There are contracts for niche missions as well, as perhaps best illustrated by recently posted video of a DHC-4 Caribou, operated by FlightWorks of Kennesaw, Ga., making an airdrop in Afghanistan's Paktika Province. While FlightWorks has not publicly confirmed its Caribou flights in Afghanistan, the company was awarded a $13 million contract in April for aerial resupply work.
In the video, the company's aircraft is flying a few hundred feet above ground—the half-century-old twin turboprop skims low over a forward operating base, dropping pallets. This low-cost airdrop is one way the U.S. military supplies outposts in a country with primitive infrastructure and the continuing threat of roadside bombs.

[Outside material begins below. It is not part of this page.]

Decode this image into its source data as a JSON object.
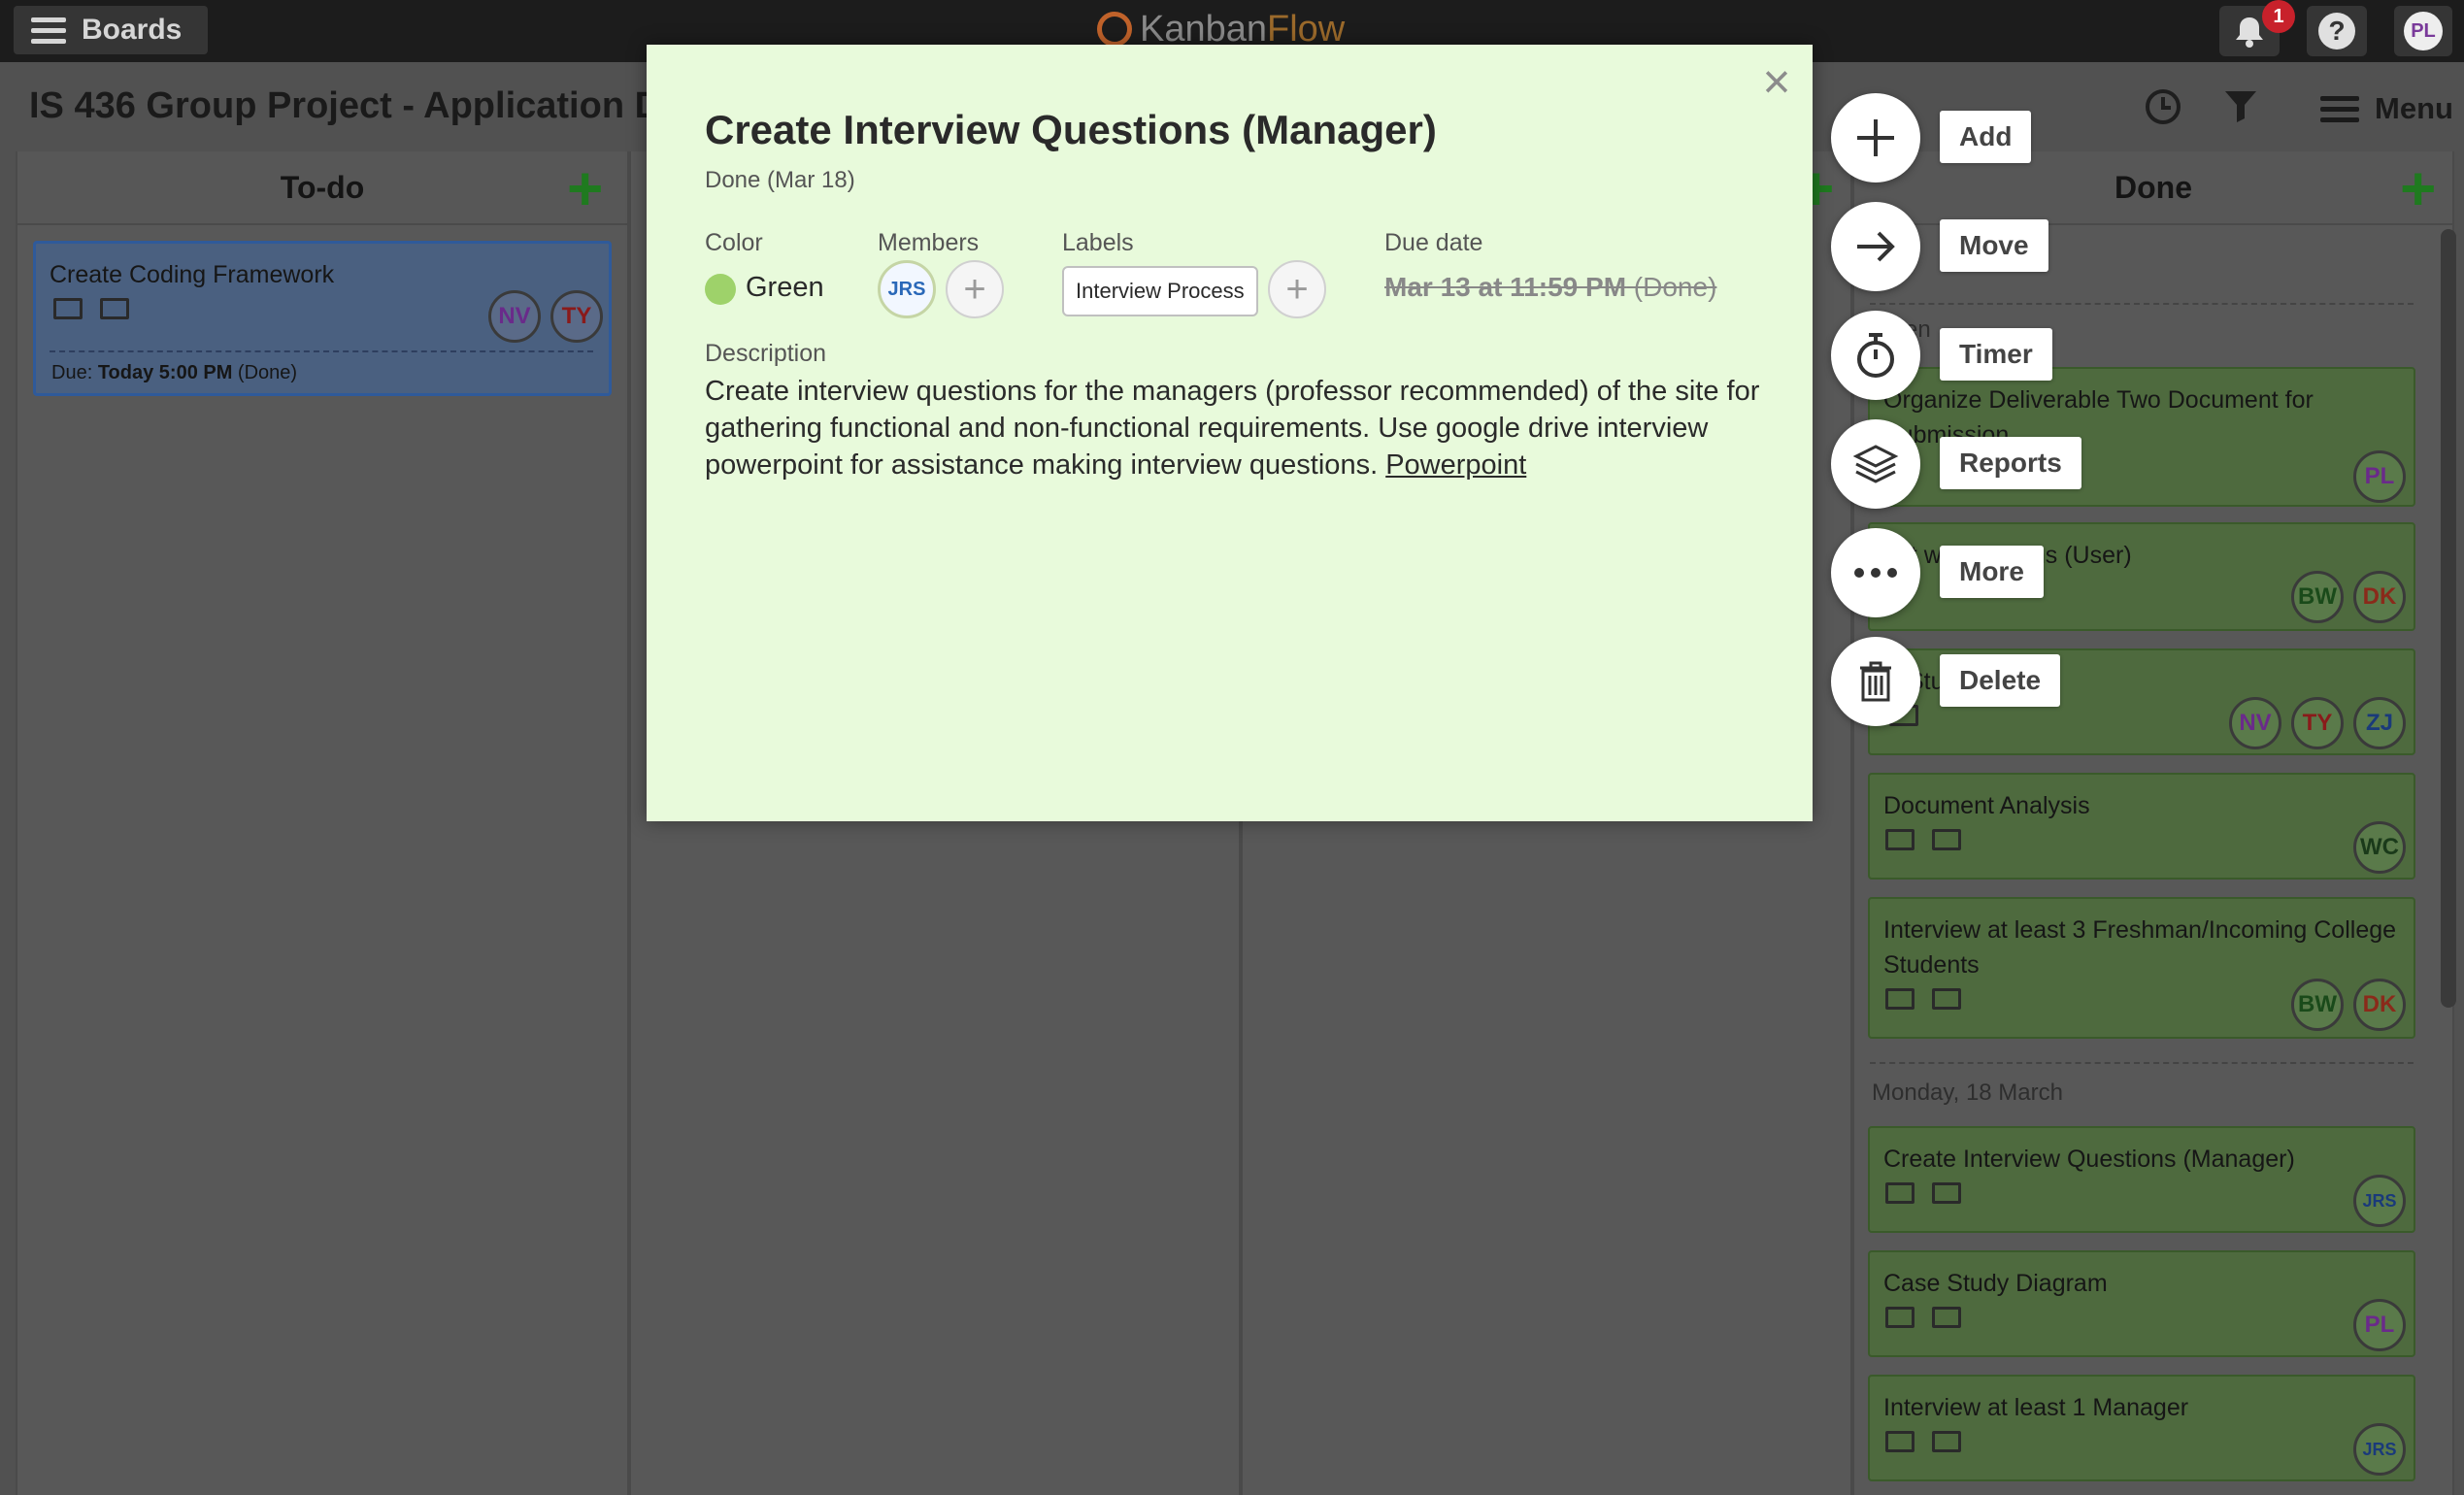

Other companies have looked at expanding beyond transporting people and personnel to what used to be core military functions, such as intelligence, surveillance and reconnaissance. Dynamic Aviation of Bridgewater, Va., which operates fixed-wing aircraft for military customers in Afghanistan, announced in 2010 that it was adding aDash 8 with government-furnished sensors to support Central Command.

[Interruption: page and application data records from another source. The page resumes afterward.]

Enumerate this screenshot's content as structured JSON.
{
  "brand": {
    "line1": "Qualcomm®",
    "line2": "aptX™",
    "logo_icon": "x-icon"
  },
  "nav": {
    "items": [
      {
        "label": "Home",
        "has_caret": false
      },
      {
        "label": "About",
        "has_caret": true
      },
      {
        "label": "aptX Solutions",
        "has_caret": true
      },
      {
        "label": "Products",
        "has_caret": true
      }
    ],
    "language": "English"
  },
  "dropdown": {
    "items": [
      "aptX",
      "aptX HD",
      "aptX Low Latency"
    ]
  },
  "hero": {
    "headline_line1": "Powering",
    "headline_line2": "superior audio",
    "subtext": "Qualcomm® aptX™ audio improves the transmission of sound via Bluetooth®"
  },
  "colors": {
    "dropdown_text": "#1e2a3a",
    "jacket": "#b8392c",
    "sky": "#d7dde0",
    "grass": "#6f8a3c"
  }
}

“We have experienced steady growth over the past 10 years,” says Michael Stoltzfus, president of Dynamic Aviation. Stoltzfus declined to identify Dynamic's military customers.
As for the difficulty of working in Afghanistan, Stoltfuz says that “comes with the territory.”
Many companies realize that the Afghanistan mission is ending. Even if current contracts for Afghanistan extend two or three years after U.S. forces leave, there is nothing on the horizon of similar scale.
However, the drawdown is not likely to spell an immediate end to contract air fleets in Afghanistan—there is a long precedent of private-sector aviation support companies outlasting the military.
According to one industry source, the real concern among companies in Afghanistan is that the drawdown will leave them with aircraft to sustain or bring home, but no business. “The companies will have assets,” the source remarks. “Where are they going to put them?” In many cases, the companies paid hundreds of thousands of dollars to transport the aircraft to Afghanistan. It's unclear where these aircraft will go, or how companies plan to get them out economically.
Despite growing business in other regions, such as U.S. Africa Command, nothing approaches the tempo of operations in Afghanistan.
“Afghanistan was the Holy Grail,” the industry source says. Regarding opportunities, “There will never be anything like it again,” he adds.